Assignment
The expected output is each line in the data below that includes the string "событий".

━━ Data supplied

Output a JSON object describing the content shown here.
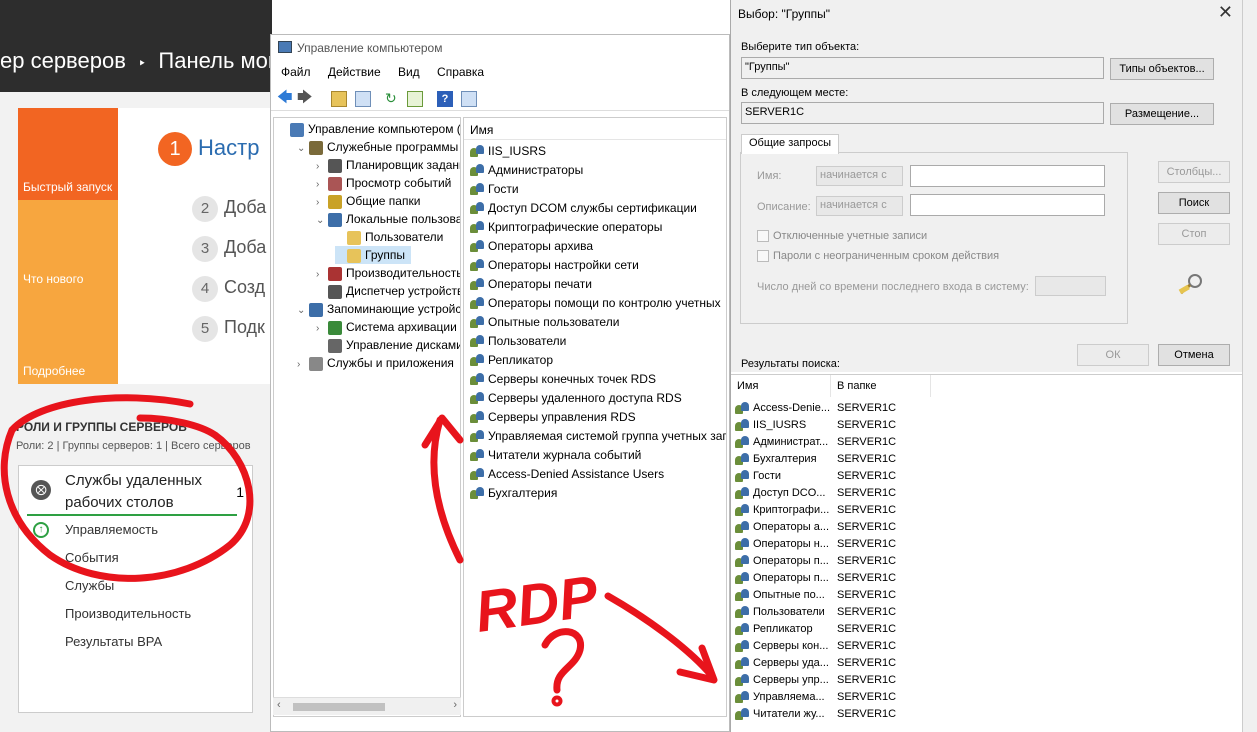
{
  "server_manager": {
    "breadcrumb": "ер серверов",
    "breadcrumb_sep": "‣",
    "page": "Панель мон",
    "tiles": [
      "Быстрый запуск",
      "Что нового",
      "Подробнее"
    ],
    "steps": [
      {
        "num": "1",
        "text": "Настр"
      },
      {
        "num": "2",
        "text": "Доба"
      },
      {
        "num": "3",
        "text": "Доба"
      },
      {
        "num": "4",
        "text": "Созд"
      },
      {
        "num": "5",
        "text": "Подк"
      }
    ],
    "roles_title": "РОЛИ И ГРУППЫ СЕРВЕРОВ",
    "roles_sub": "Роли: 2 | Группы серверов: 1 | Всего серверов",
    "card": {
      "title_line1": "Службы удаленных",
      "title_line2": "рабочих столов",
      "count": "1",
      "items": [
        "Управляемость",
        "События",
        "Службы",
        "Производительность",
        "Результаты BPA"
      ]
    }
  },
  "computer_management": {
    "title": "Управление компьютером",
    "menu": [
      "Файл",
      "Действие",
      "Вид",
      "Справка"
    ],
    "tree": [
      {
        "label": "Управление компьютером (л",
        "indent": 0,
        "exp": ""
      },
      {
        "label": "Служебные программы",
        "indent": 1,
        "exp": "v"
      },
      {
        "label": "Планировщик заданий",
        "indent": 2,
        "exp": ">"
      },
      {
        "label": "Просмотр событий",
        "indent": 2,
        "exp": ">"
      },
      {
        "label": "Общие папки",
        "indent": 2,
        "exp": ">"
      },
      {
        "label": "Локальные пользовате",
        "indent": 2,
        "exp": "v"
      },
      {
        "label": "Пользователи",
        "indent": 3,
        "exp": ""
      },
      {
        "label": "Группы",
        "indent": 3,
        "exp": ""
      },
      {
        "label": "Производительность",
        "indent": 2,
        "exp": ">"
      },
      {
        "label": "Диспетчер устройств",
        "indent": 2,
        "exp": ""
      },
      {
        "label": "Запоминающие устройст",
        "indent": 1,
        "exp": "v"
      },
      {
        "label": "Система архивации да",
        "indent": 2,
        "exp": ">"
      },
      {
        "label": "Управление дисками",
        "indent": 2,
        "exp": ""
      },
      {
        "label": "Службы и приложения",
        "indent": 1,
        "exp": ">"
      }
    ],
    "list_header": "Имя",
    "groups": [
      "IIS_IUSRS",
      "Администраторы",
      "Гости",
      "Доступ DCOM службы сертификации",
      "Криптографические операторы",
      "Операторы архива",
      "Операторы настройки сети",
      "Операторы печати",
      "Операторы помощи по контролю учетных",
      "Опытные пользователи",
      "Пользователи",
      "Репликатор",
      "Серверы конечных точек RDS",
      "Серверы удаленного доступа RDS",
      "Серверы управления RDS",
      "Управляемая системой группа учетных запи",
      "Читатели журнала событий",
      "Access-Denied Assistance Users",
      "Бухгалтерия"
    ]
  },
  "select_dialog": {
    "title": "Выбор: \"Группы\"",
    "object_type_label": "Выберите тип объекта:",
    "object_type_value": "\"Группы\"",
    "object_types_button": "Типы объектов...",
    "location_label": "В следующем месте:",
    "location_value": "SERVER1C",
    "location_button": "Размещение...",
    "tab": "Общие запросы",
    "name_label": "Имя:",
    "desc_label": "Описание:",
    "combo_value": "начинается с",
    "disabled_accounts": "Отключенные учетные записи",
    "nonexpiring_passwords": "Пароли с неограниченным сроком действия",
    "days_label": "Число дней со времени последнего входа в систему:",
    "columns_button": "Столбцы...",
    "search_button": "Поиск",
    "stop_button": "Стоп",
    "ok_button": "ОК",
    "cancel_button": "Отмена",
    "results_label": "Результаты поиска:",
    "col_name": "Имя",
    "col_folder": "В папке",
    "results": [
      {
        "name": "Access-Denie...",
        "folder": "SERVER1C"
      },
      {
        "name": "IIS_IUSRS",
        "folder": "SERVER1C"
      },
      {
        "name": "Администрат...",
        "folder": "SERVER1C"
      },
      {
        "name": "Бухгалтерия",
        "folder": "SERVER1C"
      },
      {
        "name": "Гости",
        "folder": "SERVER1C"
      },
      {
        "name": "Доступ DCO...",
        "folder": "SERVER1C"
      },
      {
        "name": "Криптографи...",
        "folder": "SERVER1C"
      },
      {
        "name": "Операторы а...",
        "folder": "SERVER1C"
      },
      {
        "name": "Операторы н...",
        "folder": "SERVER1C"
      },
      {
        "name": "Операторы п...",
        "folder": "SERVER1C"
      },
      {
        "name": "Операторы п...",
        "folder": "SERVER1C"
      },
      {
        "name": "Опытные по...",
        "folder": "SERVER1C"
      },
      {
        "name": "Пользователи",
        "folder": "SERVER1C"
      },
      {
        "name": "Репликатор",
        "folder": "SERVER1C"
      },
      {
        "name": "Серверы кон...",
        "folder": "SERVER1C"
      },
      {
        "name": "Серверы уда...",
        "folder": "SERVER1C"
      },
      {
        "name": "Серверы упр...",
        "folder": "SERVER1C"
      },
      {
        "name": "Управляема...",
        "folder": "SERVER1C"
      },
      {
        "name": "Читатели жу...",
        "folder": "SERVER1C"
      }
    ]
  },
  "annotation": {
    "text": "RDP",
    "question": "?",
    "color": "#e8141c"
  },
  "colors": {
    "tile_dark": "#f26522",
    "tile_light": "#f7a63f",
    "accent_green": "#2ea043"
  }
}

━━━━

Worked solution
        "label": "Просмотр событий",
      "Читатели журнала событий",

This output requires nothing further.